ST JOHN’s, Antigua (CMC):
Cricket West Indies (CWI) has settled its long-running legal dispute with former head coach Phil Simmons.
In his first act as CWI president after unseating three-term incumbent Dave Cameron last Sunday, Ricky Skerritt announced that the regional governing body had reached “an amicable resolution” with the former West Indies player, who was axed three years ago under controversial circumstances.
Antigua’s Industrial Court heard the matter on Tuesday, and Skerritt had hinted ahead of the hearing that CWI was ready to settle.
No figure was given by CWI, but media reports earlier this month said Simmons was claiming in excess of US$300,000.
The claim for damages had been held up in court as CWI, even though admitting liability, refused to settle.

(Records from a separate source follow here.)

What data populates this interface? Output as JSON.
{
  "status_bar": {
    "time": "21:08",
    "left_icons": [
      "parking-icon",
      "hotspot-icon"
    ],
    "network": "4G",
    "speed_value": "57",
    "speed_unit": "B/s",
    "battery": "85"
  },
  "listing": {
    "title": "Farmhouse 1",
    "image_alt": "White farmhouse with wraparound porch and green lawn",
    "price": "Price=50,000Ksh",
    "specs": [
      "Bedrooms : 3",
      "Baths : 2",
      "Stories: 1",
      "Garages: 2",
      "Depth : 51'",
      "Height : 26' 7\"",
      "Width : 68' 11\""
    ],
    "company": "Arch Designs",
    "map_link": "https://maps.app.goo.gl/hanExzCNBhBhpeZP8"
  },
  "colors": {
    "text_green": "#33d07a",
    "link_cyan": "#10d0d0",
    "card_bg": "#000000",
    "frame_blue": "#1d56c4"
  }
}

Cameron revealed last week that “the number he (Simmons) is asking for is too high”.
Cricket First Plan
However, Skerritt said the move by CWI was in keeping with his Cricket First Plan, which, among other things, pledged to “repair stakeholder relationships, particularly with former players”.
Skerritt also followed through on his promise to make a formal apology to Simmons over recent comments made by Cameron labelling Simmons’ appointment “a bad decision”.
“We would like to apologise to you for referring to your appointment as a ‘mistake’. Cricket West Indies did not make a mistake when we selected you as our head coach,” Skerritt said following a meeting with Simmons here Monday, which also involved his vice-president, Dr Kishore Shallow.
“In my previous role as CWI independent director, I was involved in the interview panel that recruited Phil Simmons from a long list of competitors, and he was the best candidate.
“Subsequently, based on the results he produced on the field, he proved himself to be a very competent coach in his time with West Indies, winning the World T20 in 2016 and now currently with Afghanistan,” Skerritt said.
Simmons, appointed following the 2015 World Cup, lasted a little more over a year before he was sacked six months after overseeing the Windies capture of the 2016 T20 World Cup in India, for what CWI labelled “differences in culture and strategic approach”.